Outdoor Encounters

By Nathan Bolls on November 7, 2019

The loud, thumping trill from the woods booms against our ears. I’m reminded of James Thurber’s “things that go bump in the night.” What Phantom of the Forest with such auditory might lurks therein and calls from the night? Or... “what rough beast...slouches toward Bethlehem to be born?” (W.B. Yeats poem “The Second Coming”) Numerous societies across our world speak of a mysterious local monster, but the existence of none, as of yet, has been proven. We hear most often of the Himalayan Yeti, the north American Sasquatch (Bigfoot), or of Scotland’s Loch Ness Monster.  

   Not to be outdone, we have one of those “things that go bump in the night:” the Beast of the Loud Thumps (Thank you, Sharon) that we know as the—Treefrog, or Tree Toad, as they sometimes are called! Reason for second name later. They are all around us, just waiting to burst—our eardrums! For two reasons, humans rarely see them. It is the only amphibian in Kansas capable increasing its camouflage, of changing somewhat both the pattern on and the color of its skin to match the substrate on which it happens to be sitting or clinging.

   Although the treefrog skin’s ground color usually is some shade of gray, both species possess the ability to change through a range of colors to green. But regardless of the ground color, there is an irregular dark pattern on the back outlined in black. I was only eight to nine years old when I first held one in my hand—and was intrigued with watching its skin color change gradually from greyish to brownish, a reaction that is hormone driven. 

   And then there’s the matter of size: snout to rump, they usually are in the mighty range of  1 1/4th to 2 1/4th inches in length!  Everyone who has heard that loud, thumping trill, and knows the frog’s size, wonders how the critter manages to create that magnitude of sound.
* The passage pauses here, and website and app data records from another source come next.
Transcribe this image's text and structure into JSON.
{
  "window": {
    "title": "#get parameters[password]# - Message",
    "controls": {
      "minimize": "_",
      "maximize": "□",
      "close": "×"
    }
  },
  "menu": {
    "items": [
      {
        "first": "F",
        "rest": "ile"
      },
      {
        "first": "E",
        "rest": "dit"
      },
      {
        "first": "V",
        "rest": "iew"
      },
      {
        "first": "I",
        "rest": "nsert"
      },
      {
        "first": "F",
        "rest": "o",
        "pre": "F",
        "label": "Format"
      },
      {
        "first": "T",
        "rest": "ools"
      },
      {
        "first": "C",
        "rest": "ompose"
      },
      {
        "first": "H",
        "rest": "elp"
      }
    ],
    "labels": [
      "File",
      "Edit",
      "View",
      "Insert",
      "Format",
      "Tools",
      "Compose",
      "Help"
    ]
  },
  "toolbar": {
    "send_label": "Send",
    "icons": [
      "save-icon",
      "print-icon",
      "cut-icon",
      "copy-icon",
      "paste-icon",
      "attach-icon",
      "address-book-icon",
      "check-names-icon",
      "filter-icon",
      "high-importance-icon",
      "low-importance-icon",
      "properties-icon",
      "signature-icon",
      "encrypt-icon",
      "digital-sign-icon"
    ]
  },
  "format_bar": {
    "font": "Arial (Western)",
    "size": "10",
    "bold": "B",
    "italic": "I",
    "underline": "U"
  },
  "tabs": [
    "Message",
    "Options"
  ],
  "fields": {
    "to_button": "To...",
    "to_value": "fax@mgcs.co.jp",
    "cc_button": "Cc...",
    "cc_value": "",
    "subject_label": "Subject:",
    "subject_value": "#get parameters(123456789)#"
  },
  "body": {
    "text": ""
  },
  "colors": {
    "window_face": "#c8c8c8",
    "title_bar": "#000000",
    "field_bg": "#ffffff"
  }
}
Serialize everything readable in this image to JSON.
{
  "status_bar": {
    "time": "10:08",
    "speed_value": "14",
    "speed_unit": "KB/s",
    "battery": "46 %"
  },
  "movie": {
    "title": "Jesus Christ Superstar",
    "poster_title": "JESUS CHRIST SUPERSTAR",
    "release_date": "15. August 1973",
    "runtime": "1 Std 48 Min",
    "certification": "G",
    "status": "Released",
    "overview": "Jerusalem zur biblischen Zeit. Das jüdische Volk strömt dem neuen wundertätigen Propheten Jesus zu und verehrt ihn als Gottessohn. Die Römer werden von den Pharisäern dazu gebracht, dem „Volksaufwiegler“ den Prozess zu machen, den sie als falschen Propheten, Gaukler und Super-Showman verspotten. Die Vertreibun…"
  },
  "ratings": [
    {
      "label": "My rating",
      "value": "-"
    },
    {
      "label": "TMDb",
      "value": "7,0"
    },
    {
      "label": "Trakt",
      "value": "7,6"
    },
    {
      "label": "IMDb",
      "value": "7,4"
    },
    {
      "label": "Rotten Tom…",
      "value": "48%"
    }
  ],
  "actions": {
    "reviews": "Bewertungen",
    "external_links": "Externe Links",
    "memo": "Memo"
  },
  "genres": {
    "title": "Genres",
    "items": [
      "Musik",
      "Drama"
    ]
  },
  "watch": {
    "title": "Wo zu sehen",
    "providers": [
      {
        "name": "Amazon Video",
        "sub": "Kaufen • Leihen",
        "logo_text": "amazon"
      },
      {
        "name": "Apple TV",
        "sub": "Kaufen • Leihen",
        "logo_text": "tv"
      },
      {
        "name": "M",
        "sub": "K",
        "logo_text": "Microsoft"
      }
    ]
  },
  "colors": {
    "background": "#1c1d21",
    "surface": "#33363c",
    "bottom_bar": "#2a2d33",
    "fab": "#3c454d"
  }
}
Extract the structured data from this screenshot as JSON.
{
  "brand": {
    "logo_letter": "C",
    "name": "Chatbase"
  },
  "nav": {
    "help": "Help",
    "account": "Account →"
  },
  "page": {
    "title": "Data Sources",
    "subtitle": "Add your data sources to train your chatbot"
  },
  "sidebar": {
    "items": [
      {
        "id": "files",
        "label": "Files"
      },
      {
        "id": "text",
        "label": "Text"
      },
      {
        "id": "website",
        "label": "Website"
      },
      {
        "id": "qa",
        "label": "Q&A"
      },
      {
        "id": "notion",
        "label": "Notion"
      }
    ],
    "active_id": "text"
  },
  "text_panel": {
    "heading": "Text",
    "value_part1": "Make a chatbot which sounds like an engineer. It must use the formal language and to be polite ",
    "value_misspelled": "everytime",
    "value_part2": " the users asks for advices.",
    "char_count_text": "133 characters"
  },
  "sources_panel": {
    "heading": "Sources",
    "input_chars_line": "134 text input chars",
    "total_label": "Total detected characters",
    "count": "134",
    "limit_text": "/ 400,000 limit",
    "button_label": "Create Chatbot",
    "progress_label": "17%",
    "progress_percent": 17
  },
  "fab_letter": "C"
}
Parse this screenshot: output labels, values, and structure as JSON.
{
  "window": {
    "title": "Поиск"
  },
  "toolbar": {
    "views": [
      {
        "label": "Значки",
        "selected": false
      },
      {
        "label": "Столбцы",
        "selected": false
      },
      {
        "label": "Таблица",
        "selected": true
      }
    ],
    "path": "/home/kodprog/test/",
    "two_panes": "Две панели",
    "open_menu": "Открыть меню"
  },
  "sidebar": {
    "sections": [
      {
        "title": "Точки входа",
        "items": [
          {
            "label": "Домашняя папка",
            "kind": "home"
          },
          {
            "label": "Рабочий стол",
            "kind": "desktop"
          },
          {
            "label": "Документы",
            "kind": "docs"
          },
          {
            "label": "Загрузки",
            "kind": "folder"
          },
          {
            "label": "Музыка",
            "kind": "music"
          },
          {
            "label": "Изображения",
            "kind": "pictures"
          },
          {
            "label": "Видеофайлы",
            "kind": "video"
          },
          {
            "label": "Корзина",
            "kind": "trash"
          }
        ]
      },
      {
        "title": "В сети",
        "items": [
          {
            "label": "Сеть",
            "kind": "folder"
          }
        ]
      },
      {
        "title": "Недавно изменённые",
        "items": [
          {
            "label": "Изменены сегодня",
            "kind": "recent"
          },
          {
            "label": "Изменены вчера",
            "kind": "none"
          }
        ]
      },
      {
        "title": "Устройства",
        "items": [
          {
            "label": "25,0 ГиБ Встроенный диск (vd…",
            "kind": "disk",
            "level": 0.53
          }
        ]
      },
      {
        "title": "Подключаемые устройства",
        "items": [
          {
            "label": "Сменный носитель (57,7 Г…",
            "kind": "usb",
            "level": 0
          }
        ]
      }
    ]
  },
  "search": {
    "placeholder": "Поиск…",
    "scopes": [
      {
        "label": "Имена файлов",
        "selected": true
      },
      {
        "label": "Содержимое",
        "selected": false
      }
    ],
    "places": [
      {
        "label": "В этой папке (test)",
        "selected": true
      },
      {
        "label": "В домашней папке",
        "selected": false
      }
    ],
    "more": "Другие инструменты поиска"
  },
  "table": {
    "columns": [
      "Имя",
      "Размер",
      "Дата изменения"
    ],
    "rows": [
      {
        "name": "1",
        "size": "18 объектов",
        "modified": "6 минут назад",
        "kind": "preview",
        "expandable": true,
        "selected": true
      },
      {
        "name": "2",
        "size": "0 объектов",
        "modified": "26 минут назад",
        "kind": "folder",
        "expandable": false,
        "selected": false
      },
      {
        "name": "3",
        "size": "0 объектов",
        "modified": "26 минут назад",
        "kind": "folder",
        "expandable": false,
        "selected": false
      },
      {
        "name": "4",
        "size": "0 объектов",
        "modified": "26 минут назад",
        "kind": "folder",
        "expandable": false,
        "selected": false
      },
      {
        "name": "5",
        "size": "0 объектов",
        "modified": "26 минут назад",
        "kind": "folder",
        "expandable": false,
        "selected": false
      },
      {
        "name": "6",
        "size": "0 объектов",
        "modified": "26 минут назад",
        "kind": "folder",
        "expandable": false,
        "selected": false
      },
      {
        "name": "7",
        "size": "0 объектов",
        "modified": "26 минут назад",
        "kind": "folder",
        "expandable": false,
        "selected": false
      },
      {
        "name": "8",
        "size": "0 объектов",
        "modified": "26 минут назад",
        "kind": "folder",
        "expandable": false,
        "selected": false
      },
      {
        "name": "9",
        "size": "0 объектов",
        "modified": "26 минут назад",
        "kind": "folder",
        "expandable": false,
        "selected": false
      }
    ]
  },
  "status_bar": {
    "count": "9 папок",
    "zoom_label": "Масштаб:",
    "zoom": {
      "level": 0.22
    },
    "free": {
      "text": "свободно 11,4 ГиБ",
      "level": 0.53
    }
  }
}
  We have two species of treefrogs in Kansas: Cope’s gray treefrog and the eastern gray treefrog, so similar that one has to use the diameter of their red blood cells or the number of their chromosomes to tell them apart. For example, Cope’s treefrog has half as many chromosomes as does the eastern gray. 

  Both are highly arboreal (far more than any other KS frogs), inhabiting trees and low shrubs in woodland and woodland edge areas. But the Cope’s gray treefrog is more arboreal, and apparently can tolerate a less humid habitat. Both species possess enlarged adhesive toe pads that enable them cling to surfaces, even to a vertical glass plate!

  They are active in Kansas from early March to early October, their trills growing slower and

shorter in cooler weather: below 60 degrees. One mid-October I once heard one give but a single loud “thump;” probably the Cope’s treefrog because of the harshness of the “thump,” which sounded more like a bark.  Their normal breeding season is from mid-March to mid-July in permanent, semi-permanent, or temporary pools with mud bottoms, or weedy vegetation in or nearby wet woodlands. The males often “sing” in choruses within the same breeding area, and they do this either on the ground at water’s edge or from low overhanging vegetation. 

The most robust choruses have been recorded between 10 p.m. and 3 a.m. The mating call for both sexes is a loud trill that lasts one to three seconds. The gray treefrog’s call is slower and more melodious than the harsh call of Cope’s treefrog. They are nocturnal and are active even on hot, but humid, summer nights, when they can often be heard calling from tree tops.  Listen for them; it makes the humidity more bearable.  

  As cold weather approaches, they find shelter under loose bark, among the tangle of roots of trees, beneath leaf litter, under logs, or in hollow trees. They are freeze tolerant, forming a glycerol in their blood, and are able to withstand temperatures as low as minus 20 degrees Fahrenheit. Amazing! When inactive during warm weather they hide in some of these same sorts of spots.

  Our treefrogs feed on beetles, ants, flies, moths, insect larvae, spiders, and other small invertebrates. Around human habitations, they often forage near porch lights, windows, and other sources of light. Look closely while enjoying your porch in the evening. 

  Usually, but not always, their skin is rough and warty, like that of a toad. But, like other frogs, the skin always a bit moist. The skin of other frogs is smooth, but highly permeable, making it a route via which water may be either easily lost from or taken up by the body.  The treefrog skin surely is less permeable than that of other KS frogs. Otherwise, these animals would not be able to travel so far, and stay so long away from a body of water. 

  These marvelous creatures represent yet another fly in the out-of-date jar of ointment that is labelled Bigger-is-Always-Better.